(Dataset excerpts):

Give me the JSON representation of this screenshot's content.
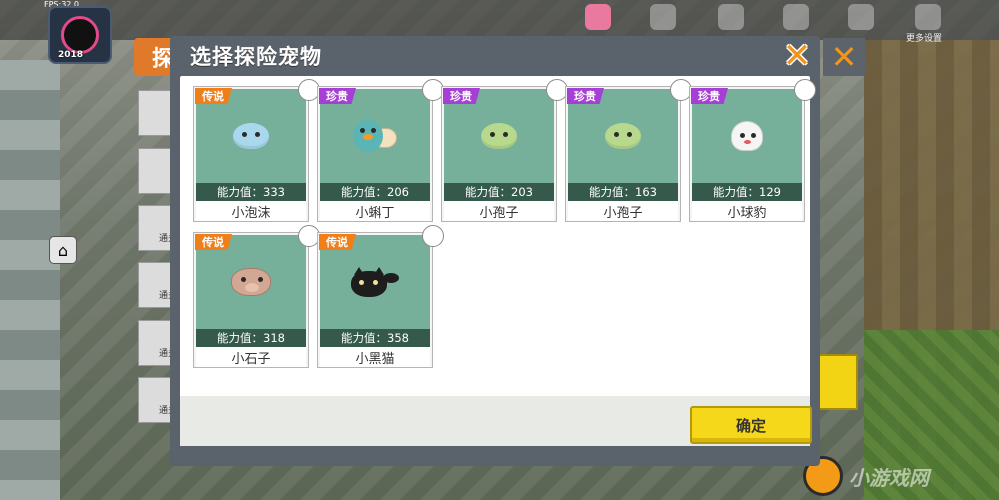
{
  "hud": {
    "fps": "FPS:32.0",
    "level": "2018",
    "top_labels": [
      "更多设置"
    ],
    "background_title": "探",
    "left_panel_labels": [
      "通关",
      "通关",
      "通关",
      "通关"
    ]
  },
  "dialog": {
    "title": "选择探险宠物",
    "close_icon": "close-x-icon",
    "confirm_label": "确定"
  },
  "pets": [
    {
      "rarity": "传说",
      "rarity_kind": "legend",
      "power": "能力值：333",
      "name": "小泡沫",
      "color": "#a9d8ee",
      "shape": "blob"
    },
    {
      "rarity": "珍贵",
      "rarity_kind": "rare",
      "power": "能力值：206",
      "name": "小蝌丁",
      "color": "#5bb5b4",
      "shape": "tadpole"
    },
    {
      "rarity": "珍贵",
      "rarity_kind": "rare",
      "power": "能力值：203",
      "name": "小孢子",
      "color": "#b6d98e",
      "shape": "blob"
    },
    {
      "rarity": "珍贵",
      "rarity_kind": "rare",
      "power": "能力值：163",
      "name": "小孢子",
      "color": "#b6d98e",
      "shape": "blob"
    },
    {
      "rarity": "珍贵",
      "rarity_kind": "rare",
      "power": "能力值：129",
      "name": "小球豹",
      "color": "#f5f5f5",
      "shape": "seal"
    },
    {
      "rarity": "传说",
      "rarity_kind": "legend",
      "power": "能力值：318",
      "name": "小石子",
      "color": "#d2a793",
      "shape": "pig"
    },
    {
      "rarity": "传说",
      "rarity_kind": "legend",
      "power": "能力值：358",
      "name": "小黑猫",
      "color": "#1d1d1d",
      "shape": "cat"
    }
  ],
  "watermark": "小游戏网"
}
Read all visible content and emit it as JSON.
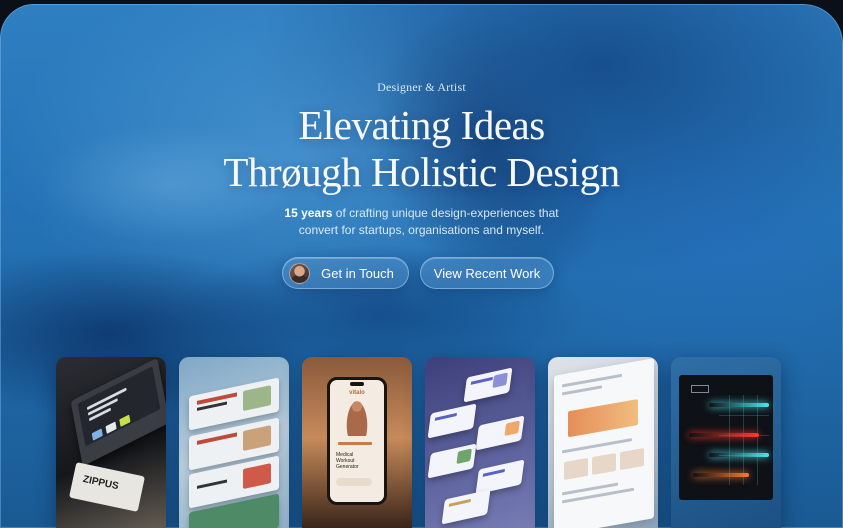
{
  "hero": {
    "eyebrow": "Designer & Artist",
    "headline_line1": "Elevating Ideas",
    "headline_line2": "Thrøugh Holistic Design",
    "sub_strong": "15 years",
    "sub_line1_rest": " of crafting unique design-experiences that",
    "sub_line2": "convert for startups, organisations and myself."
  },
  "buttons": {
    "contact_label": "Get in Touch",
    "work_label": "View Recent Work"
  },
  "cards": {
    "card1_paper_text": "ZIPPUS",
    "card3_brand": "vitalo",
    "card3_title": "Medical Workout Generator"
  },
  "colors": {
    "background": "#2472b5",
    "button_fill": "rgba(120,180,235,0.28)",
    "text": "#f5f9ff"
  }
}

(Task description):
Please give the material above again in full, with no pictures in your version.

(Result of this exercise):
Give me the JSON representation of this screenshot's content.
{
  "hud": {
    "fps": "FPS:32.0",
    "level": "2018",
    "top_labels": [
      "更多设置"
    ],
    "background_title": "探",
    "left_panel_labels": [
      "通关",
      "通关",
      "通关",
      "通关"
    ]
  },
  "dialog": {
    "title": "选择探险宠物",
    "close_icon": "close-x-icon",
    "confirm_label": "确定"
  },
  "pets": [
    {
      "rarity": "传说",
      "rarity_kind": "legend",
      "power": "能力值：333",
      "name": "小泡沫",
      "color": "#a9d8ee",
      "shape": "blob"
    },
    {
      "rarity": "珍贵",
      "rarity_kind": "rare",
      "power": "能力值：206",
      "name": "小蝌丁",
      "color": "#5bb5b4",
      "shape": "tadpole"
    },
    {
      "rarity": "珍贵",
      "rarity_kind": "rare",
      "power": "能力值：203",
      "name": "小孢子",
      "color": "#b6d98e",
      "shape": "blob"
    },
    {
      "rarity": "珍贵",
      "rarity_kind": "rare",
      "power": "能力值：163",
      "name": "小孢子",
      "color": "#b6d98e",
      "shape": "blob"
    },
    {
      "rarity": "珍贵",
      "rarity_kind": "rare",
      "power": "能力值：129",
      "name": "小球豹",
      "color": "#f5f5f5",
      "shape": "seal"
    },
    {
      "rarity": "传说",
      "rarity_kind": "legend",
      "power": "能力值：318",
      "name": "小石子",
      "color": "#d2a793",
      "shape": "pig"
    },
    {
      "rarity": "传说",
      "rarity_kind": "legend",
      "power": "能力值：358",
      "name": "小黑猫",
      "color": "#1d1d1d",
      "shape": "cat"
    }
  ],
  "watermark": "小游戏网"
}
Read all visible content and emit it as JSON.
{
  "hero": {
    "eyebrow": "Designer & Artist",
    "headline_line1": "Elevating Ideas",
    "headline_line2": "Thrøugh Holistic Design",
    "sub_strong": "15 years",
    "sub_line1_rest": " of crafting unique design-experiences that",
    "sub_line2": "convert for startups, organisations and myself."
  },
  "buttons": {
    "contact_label": "Get in Touch",
    "work_label": "View Recent Work"
  },
  "cards": {
    "card1_paper_text": "ZIPPUS",
    "card3_brand": "vitalo",
    "card3_title": "Medical Workout Generator"
  },
  "colors": {
    "background": "#2472b5",
    "button_fill": "rgba(120,180,235,0.28)",
    "text": "#f5f9ff"
  }
}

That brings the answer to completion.